Designing is the process of creating an orderly solution to solve one or more problems, or to achieve some desirable end. A design refers to an outcome of the act of designing; it may be either tangible or intangible.
The design for the present competition is focused on one site, 998 Broadway, and how it relates to its surrounding neighborhood. Knowledge of the chosen site is critical, and time spent visiting the site and surroundings will be essential to developing a good proposal. Submissions should directly address sustainability with consideration of our local climate, sensitivity to the local community, which is a diverse group of ethnic and racial populations, and economically viable project solutions. The proposals should attempt to optimize the area’s ecological, social, cultural, and economic health.
Designs may be conceptual. They can be built environment, landscapes, site plans, habitat, interiors, physical infrastructural or policy plans. Uses include — but are not limited to—a single or mixed-use built environment, infrastructure that saves or produces energy, food, shared social or public spaces, land use or policy plans that promote sustainability. The built environment may be new builds or adaptive re-use. Policy plans may be for societal and/or business infrastructure or a governmental uses. Designs may range in scale from the interior of the building, to strategic framework. Creativity, innovation and sustainability are foremost, but while the designs may be conceptual, they should be realistic in nature. In order for a design to come to reality on this site it must be economically viable.
Suggested issues to consider, among others:
- Storm Water Retention
- Renewable energy
- Public Art
- Neighborhood Connection. The design is not only about re-purposing a single building, but also setting a precedent and achieving a positive impact on the whole neighborhood and beyond.
- Respecting the history of the site and neighborhood
- Respecting current residents and their wishes
- Significant green space component
- Affordable housing component. If housing is included in the proposal, please include an affordable housing component. A mix of low-income, workforce, and market rate housing would be desirable.
- Ability to withstand and thrive in the effects of global climate change
- Human needs and social responsibilities, including the stresses which will be encountered by the effects of local cultural change and global climate change
- Contributing to community cohesiveness, a place and way to bring people together for a variety of social, cultural, economic reasons, from a variety of social, cultural and ethnic backgrounds
- Food security
- Energy security
- Water and waste issues
- Integration with immediate surroundings, neighborhood, City and Region
- Interior design
*Disclaimer* d2ls, Buffalo YIMBY, and Design Buffalo reserve the right, at their sole discretion, to disqualify any submission that they determine to be profane, obscene, offensive, or otherwise inappropriate. The competition organizers also reserve the right, at their sole discretion, to disqualify any incomplete submission or any submission that does not comply with the terms and conditions of the competition.

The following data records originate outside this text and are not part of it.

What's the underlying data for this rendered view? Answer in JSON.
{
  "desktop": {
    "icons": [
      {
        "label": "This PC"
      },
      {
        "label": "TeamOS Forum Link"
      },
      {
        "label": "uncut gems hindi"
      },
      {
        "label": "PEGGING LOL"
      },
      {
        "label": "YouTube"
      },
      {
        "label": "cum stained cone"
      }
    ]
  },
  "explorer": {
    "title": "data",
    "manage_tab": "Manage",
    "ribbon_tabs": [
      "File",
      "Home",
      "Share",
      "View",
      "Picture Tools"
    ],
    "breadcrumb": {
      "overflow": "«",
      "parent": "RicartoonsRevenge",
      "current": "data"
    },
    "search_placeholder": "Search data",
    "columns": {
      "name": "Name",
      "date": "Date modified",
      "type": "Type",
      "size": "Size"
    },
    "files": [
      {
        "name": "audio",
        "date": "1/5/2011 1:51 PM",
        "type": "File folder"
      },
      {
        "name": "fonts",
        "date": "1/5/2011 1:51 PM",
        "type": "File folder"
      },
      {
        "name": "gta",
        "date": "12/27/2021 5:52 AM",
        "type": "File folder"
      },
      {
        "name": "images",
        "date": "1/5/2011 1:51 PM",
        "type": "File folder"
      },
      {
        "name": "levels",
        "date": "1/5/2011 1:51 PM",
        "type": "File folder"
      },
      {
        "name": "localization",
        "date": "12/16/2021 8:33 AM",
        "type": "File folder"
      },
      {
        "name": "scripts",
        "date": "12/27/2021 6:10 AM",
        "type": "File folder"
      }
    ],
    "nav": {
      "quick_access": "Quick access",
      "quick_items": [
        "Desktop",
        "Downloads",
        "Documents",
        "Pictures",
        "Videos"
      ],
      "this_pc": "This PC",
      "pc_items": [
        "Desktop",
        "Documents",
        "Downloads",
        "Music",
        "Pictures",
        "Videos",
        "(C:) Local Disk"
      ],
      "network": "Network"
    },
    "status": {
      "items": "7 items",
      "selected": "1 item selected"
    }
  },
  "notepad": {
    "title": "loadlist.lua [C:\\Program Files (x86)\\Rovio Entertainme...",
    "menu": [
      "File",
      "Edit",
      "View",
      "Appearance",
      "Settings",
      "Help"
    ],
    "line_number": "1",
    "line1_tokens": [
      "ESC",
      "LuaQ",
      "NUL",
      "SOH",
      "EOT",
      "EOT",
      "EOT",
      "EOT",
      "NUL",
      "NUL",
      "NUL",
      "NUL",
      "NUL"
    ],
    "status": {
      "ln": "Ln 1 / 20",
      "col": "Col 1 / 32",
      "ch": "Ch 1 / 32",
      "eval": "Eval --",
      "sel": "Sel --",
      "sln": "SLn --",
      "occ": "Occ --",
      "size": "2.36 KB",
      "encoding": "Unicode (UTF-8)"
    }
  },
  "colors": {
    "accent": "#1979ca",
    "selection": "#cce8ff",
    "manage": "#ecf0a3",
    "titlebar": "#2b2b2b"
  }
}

Correspondence about the competition should be addressed to Crystal Surdyk at firstname.lastname@example.org.